INFORMATION SUPPLIED:
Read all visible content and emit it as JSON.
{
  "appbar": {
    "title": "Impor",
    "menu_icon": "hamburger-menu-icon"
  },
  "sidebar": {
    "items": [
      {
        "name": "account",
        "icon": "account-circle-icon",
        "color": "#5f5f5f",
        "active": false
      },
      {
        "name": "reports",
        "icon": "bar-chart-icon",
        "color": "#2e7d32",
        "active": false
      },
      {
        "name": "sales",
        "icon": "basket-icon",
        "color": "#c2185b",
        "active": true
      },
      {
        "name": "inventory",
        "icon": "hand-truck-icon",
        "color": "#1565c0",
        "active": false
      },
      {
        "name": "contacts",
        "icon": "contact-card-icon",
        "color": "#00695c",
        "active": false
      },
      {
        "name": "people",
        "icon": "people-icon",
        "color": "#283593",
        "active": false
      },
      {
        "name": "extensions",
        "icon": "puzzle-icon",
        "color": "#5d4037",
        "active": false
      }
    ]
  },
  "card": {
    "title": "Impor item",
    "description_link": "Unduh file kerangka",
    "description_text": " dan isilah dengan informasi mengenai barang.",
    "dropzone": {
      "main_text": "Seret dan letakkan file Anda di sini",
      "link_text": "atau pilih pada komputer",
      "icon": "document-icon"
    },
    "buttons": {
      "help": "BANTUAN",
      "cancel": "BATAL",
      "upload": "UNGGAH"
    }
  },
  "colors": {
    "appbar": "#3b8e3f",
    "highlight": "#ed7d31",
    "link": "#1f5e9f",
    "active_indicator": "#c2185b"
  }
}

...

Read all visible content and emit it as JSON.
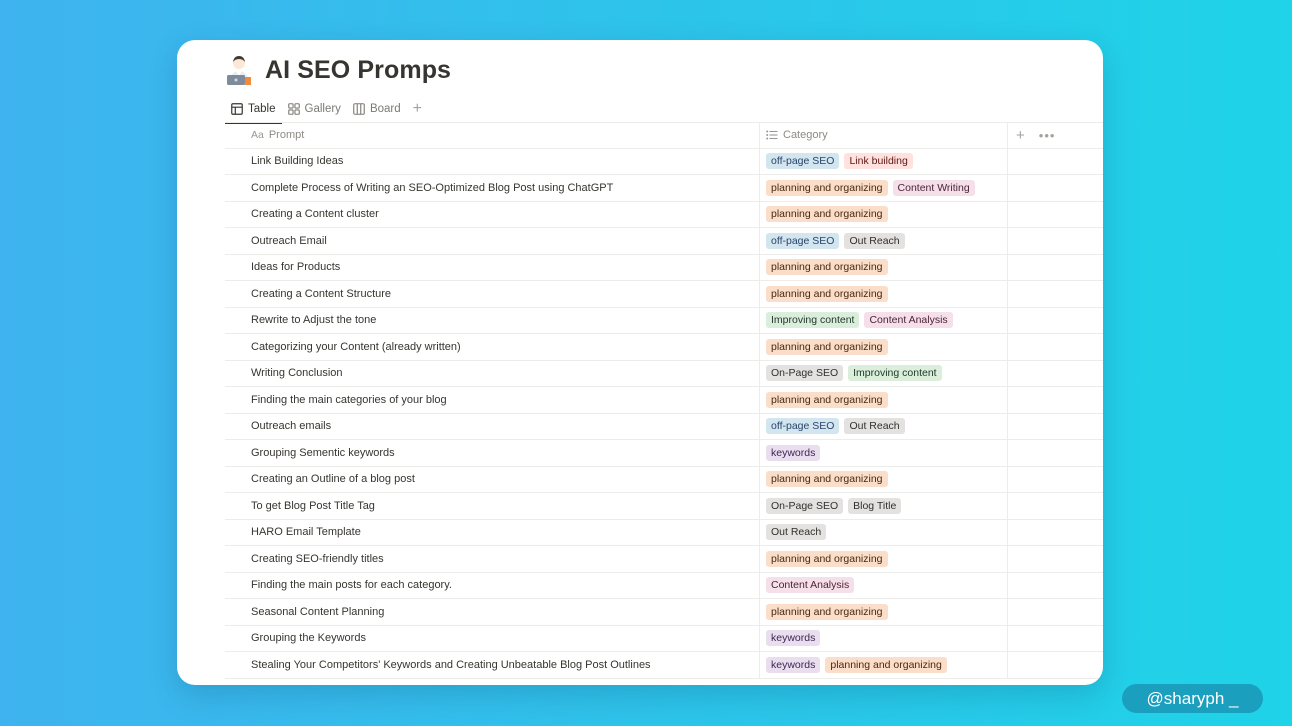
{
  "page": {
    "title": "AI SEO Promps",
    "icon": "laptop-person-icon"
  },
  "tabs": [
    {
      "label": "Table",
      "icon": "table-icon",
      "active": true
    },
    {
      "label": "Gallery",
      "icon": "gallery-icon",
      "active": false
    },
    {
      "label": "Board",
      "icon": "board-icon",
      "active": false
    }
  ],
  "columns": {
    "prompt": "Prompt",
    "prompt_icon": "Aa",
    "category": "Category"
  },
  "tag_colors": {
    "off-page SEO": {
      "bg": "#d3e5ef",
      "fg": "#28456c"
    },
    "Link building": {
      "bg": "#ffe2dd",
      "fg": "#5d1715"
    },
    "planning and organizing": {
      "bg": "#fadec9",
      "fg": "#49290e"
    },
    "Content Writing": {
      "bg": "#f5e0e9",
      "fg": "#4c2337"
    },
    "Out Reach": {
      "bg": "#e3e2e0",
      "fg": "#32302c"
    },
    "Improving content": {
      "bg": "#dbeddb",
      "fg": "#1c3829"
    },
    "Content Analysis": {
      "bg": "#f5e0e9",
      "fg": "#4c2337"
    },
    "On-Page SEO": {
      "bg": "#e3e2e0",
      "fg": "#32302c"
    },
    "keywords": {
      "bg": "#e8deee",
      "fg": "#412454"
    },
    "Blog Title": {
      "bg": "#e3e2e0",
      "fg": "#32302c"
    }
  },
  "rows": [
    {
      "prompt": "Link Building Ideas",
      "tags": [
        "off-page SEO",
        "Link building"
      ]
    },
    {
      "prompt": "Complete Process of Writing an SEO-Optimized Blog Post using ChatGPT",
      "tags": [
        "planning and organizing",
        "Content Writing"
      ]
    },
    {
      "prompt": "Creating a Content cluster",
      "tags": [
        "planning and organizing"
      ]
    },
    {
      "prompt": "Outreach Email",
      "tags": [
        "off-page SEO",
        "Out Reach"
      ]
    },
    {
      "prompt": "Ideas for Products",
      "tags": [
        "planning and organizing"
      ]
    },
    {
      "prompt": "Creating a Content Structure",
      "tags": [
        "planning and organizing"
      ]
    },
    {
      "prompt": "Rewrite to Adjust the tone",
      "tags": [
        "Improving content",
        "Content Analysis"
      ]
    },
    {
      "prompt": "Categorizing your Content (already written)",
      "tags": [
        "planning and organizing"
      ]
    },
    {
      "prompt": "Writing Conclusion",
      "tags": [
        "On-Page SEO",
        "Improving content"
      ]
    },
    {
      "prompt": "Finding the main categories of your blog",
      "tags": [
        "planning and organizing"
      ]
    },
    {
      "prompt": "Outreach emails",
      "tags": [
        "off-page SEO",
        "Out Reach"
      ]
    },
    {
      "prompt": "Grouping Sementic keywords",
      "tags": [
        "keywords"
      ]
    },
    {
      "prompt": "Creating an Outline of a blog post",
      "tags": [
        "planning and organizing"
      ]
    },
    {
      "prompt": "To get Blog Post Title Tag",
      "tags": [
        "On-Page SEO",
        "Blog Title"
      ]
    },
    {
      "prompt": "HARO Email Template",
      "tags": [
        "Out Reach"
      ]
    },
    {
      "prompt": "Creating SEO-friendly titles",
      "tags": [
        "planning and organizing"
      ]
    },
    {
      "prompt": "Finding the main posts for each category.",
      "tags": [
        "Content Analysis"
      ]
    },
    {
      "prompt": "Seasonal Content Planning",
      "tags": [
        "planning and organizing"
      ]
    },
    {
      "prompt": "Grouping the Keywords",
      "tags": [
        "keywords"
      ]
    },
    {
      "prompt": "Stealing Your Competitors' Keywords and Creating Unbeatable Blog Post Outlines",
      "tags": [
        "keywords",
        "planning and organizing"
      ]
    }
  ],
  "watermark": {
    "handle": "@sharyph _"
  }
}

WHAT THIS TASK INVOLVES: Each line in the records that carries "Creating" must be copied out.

REPLY:
      "prompt": "Creating a Content cluster",
      "prompt": "Creating a Content Structure",
      "prompt": "Creating an Outline of a blog post",
      "prompt": "Creating SEO-friendly titles",
      "prompt": "Stealing Your Competitors' Keywords and Creating Unbeatable Blog Post Outlines",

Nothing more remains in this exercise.